BioWorld International Correspondent
Biovitrum AB moved into oncology by acquiring a preclinical platform targeting the insulin-like growth factor-1 receptor (IGF-1R) from Axelar AB for an undisclosed sum.
Axelar, founded by Magnus Axelson and Olle Larsson, both professors at the Karolinksa Institute in Stockholm, Sweden, identified a series of orally active, small-molecule allosteric inhibitors of IGF-1R that showed anticancer activity in a series of animal models. A lead compound, BVT.5104, has been selected and will shortly enter clinical development.
"We plan to move this compound into the clinic during 2005," said Terje Kalland, chief scientific officer at Stockholm-based Biovitrum.
The company was attracted to the project, he said, because of its uniqueness. IGF-1R, a membrane-bound tyrosine kinase that acts as a growth factor during development, is well recognized as a cancer target.
"The target is very interesting because it controls both the way tumor cells grow and how they die," he said.
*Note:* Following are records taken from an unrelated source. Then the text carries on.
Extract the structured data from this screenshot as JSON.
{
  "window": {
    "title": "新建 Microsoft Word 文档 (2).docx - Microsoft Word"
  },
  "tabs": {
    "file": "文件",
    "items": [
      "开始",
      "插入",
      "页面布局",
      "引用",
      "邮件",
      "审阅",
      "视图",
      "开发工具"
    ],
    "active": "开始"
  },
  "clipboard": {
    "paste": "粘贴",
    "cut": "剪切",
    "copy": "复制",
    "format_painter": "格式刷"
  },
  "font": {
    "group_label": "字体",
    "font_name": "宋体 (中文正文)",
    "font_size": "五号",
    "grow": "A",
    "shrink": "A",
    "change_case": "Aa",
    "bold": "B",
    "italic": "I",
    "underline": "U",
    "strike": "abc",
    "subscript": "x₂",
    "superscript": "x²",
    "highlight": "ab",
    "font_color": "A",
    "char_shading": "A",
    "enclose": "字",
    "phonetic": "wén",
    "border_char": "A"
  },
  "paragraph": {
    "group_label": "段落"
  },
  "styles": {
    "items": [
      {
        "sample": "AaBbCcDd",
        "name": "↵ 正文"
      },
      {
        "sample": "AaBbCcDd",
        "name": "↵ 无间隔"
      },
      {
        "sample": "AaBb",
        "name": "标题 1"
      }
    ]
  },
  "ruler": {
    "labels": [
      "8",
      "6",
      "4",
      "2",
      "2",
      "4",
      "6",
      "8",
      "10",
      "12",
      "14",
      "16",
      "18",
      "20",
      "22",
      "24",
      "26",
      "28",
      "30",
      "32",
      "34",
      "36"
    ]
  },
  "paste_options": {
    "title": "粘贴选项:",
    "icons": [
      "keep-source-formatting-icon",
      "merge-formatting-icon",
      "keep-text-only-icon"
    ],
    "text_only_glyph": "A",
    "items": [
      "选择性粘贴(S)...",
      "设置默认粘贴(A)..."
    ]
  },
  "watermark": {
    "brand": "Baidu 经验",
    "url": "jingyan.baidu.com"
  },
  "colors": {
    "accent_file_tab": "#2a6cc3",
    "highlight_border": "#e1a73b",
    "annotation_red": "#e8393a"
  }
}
It appears to be active in around 80 percent to 90 percent of all breast, lung, prostate and colon cancers.
Finding inhibitors with sufficient selectivity has proved difficult, however, as most screens tend to result in the detection of non-selective ATP competitors that inhibit the activity of multiple kinases. "That's what you get if you screen a library from a pharmaceutical company - you get ATP competitors," Kalland said. A particular problem with many inhibitors of IGF-1R is that they also affect the insulin receptor, a closely related tyrosine kinase with an identical ATP-binding pocket. Typically, they achieve a 10- to 25-fold reduction in IGF-1R activity as compared with that of the insulin receptor.
"Normally you like to see at least a 100-fold [reduction]," Kalland said.
Axelar's series of leads are not ATP competitors, but bind outside the ATP-binding pocket and induce a conformational change that results in a 1,000-fold reduction of IGF-1R activity relative to the insulin receptor. Moreover, they have demonstrated tumor regression, as well as inhibition, in animal models.
Several other companies have preclinical projects targeting IGF-1R with biologics. Immunogen Inc., of Cambridge, Mass., licensed an anti-IGF-1R antibody to Sanofi-Aventis, of Paris, last year, while Insmed Inc., of Glen Allen, Va., is developing insulin-like growth factor binding protein-3, which it describes as a naturally occurring tumor agent.
"The potential advantage of a small molecule is that it will freely penetrate a tumor," Kalland said.